[Your assignment] Take every line in the entries that includes the word "account" and copy it.

[Component data from apps and pages]
##############################

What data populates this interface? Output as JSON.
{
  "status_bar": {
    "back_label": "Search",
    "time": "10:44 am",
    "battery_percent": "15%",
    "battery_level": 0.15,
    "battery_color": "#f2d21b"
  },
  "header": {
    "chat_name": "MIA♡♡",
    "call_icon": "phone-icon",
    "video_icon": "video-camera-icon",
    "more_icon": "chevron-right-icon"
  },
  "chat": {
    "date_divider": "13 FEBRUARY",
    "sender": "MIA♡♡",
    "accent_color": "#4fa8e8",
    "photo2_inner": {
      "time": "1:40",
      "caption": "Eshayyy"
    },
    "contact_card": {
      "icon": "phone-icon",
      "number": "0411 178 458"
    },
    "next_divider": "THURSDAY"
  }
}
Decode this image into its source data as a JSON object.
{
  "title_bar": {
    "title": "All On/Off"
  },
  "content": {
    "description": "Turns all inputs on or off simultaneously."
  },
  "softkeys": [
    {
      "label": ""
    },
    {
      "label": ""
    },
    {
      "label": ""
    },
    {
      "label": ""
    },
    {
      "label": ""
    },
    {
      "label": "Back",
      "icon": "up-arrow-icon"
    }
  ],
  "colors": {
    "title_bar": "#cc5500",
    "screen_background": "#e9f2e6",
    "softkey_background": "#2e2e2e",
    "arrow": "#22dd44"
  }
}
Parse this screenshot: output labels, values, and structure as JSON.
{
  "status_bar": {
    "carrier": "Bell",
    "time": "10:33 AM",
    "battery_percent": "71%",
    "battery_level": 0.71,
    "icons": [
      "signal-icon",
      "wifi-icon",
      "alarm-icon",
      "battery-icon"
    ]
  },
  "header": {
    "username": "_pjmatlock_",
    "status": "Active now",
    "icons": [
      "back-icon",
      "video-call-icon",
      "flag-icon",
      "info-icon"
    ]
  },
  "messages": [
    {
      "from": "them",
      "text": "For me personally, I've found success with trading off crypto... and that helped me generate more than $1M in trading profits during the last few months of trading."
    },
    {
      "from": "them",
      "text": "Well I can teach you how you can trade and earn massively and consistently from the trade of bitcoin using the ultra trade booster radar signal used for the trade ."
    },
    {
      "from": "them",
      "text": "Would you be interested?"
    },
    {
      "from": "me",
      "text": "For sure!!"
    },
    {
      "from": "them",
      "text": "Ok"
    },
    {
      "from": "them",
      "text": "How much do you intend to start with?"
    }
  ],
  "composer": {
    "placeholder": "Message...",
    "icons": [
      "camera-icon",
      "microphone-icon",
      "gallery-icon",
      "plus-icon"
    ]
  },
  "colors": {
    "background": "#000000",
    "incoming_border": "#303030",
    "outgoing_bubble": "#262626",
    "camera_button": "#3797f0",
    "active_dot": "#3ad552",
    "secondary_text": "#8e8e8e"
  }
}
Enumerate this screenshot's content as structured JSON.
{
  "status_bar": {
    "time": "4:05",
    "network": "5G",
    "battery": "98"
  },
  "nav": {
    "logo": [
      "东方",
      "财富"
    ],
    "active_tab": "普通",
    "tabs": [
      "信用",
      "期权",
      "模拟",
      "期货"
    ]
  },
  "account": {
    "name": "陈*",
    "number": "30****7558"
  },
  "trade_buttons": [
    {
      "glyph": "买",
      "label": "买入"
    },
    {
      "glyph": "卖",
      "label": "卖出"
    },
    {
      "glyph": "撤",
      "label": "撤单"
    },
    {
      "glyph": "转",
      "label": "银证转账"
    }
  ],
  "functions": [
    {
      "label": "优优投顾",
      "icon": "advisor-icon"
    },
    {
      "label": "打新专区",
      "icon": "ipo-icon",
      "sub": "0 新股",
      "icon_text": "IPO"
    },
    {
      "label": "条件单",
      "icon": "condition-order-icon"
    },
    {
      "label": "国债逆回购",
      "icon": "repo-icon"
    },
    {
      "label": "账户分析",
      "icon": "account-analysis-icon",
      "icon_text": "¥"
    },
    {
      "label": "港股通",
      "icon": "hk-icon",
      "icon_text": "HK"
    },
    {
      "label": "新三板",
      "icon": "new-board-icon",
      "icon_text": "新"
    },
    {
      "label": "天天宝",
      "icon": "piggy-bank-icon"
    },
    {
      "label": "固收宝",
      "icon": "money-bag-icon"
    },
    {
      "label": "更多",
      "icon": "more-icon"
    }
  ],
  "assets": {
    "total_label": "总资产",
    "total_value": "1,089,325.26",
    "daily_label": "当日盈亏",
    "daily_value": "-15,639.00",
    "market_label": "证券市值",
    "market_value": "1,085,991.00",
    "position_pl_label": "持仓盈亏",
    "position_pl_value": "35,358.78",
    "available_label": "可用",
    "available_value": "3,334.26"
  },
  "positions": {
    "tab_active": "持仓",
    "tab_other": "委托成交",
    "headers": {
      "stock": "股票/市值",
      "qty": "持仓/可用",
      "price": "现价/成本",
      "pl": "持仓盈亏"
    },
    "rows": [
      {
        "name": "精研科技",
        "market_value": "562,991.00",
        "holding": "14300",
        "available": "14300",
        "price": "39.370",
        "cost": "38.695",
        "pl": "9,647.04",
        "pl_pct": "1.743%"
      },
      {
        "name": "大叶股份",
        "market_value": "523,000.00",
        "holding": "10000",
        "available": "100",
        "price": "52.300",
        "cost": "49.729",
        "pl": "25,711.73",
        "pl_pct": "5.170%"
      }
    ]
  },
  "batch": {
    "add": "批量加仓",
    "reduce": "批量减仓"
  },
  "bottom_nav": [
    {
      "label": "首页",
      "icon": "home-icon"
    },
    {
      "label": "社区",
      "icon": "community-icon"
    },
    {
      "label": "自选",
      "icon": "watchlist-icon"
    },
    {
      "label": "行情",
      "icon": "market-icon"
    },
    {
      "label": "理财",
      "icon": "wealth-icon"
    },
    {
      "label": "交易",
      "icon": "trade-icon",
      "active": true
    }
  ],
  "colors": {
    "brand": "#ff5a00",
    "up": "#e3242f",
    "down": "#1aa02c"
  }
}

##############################

[Expected answer]
  "account": {
      "icon": "account-analysis-icon",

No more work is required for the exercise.